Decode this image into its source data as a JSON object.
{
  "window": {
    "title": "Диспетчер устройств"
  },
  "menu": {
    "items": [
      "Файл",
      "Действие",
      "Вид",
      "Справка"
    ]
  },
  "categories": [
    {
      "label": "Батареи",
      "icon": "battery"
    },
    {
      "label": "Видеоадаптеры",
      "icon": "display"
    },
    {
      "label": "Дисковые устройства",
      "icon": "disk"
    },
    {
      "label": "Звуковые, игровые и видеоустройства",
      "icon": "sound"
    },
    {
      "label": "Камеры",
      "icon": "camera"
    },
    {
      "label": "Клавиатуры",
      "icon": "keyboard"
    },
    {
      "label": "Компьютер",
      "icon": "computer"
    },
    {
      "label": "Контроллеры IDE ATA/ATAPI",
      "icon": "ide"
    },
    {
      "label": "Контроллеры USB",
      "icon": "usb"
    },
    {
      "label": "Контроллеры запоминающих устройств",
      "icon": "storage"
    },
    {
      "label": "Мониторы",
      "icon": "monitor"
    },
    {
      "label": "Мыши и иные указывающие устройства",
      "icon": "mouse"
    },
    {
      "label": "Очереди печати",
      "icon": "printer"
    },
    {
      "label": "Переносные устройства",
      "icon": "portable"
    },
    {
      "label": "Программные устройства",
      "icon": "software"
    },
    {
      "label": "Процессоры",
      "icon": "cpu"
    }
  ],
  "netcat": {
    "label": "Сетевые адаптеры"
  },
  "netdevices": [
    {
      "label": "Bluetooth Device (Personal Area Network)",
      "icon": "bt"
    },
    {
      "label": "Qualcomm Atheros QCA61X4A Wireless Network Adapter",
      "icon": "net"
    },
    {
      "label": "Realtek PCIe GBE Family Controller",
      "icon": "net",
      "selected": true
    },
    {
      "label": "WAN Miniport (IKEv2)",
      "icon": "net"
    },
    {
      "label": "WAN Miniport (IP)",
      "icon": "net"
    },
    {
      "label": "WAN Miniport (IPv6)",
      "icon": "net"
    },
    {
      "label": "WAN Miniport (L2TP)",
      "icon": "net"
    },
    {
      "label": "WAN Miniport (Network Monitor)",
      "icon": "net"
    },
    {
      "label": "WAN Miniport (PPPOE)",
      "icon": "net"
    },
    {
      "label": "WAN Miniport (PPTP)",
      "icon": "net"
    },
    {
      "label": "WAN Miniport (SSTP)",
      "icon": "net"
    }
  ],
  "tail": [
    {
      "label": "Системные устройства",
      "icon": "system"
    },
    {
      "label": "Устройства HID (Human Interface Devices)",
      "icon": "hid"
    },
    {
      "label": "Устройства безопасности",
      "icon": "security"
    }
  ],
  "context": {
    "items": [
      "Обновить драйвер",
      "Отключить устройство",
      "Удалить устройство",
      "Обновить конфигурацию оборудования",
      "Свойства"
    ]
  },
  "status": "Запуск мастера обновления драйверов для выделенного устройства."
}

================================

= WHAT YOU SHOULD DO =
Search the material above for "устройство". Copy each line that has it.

= EXPECTED ANSWER =
      "Отключить устройство",
      "Удалить устройство",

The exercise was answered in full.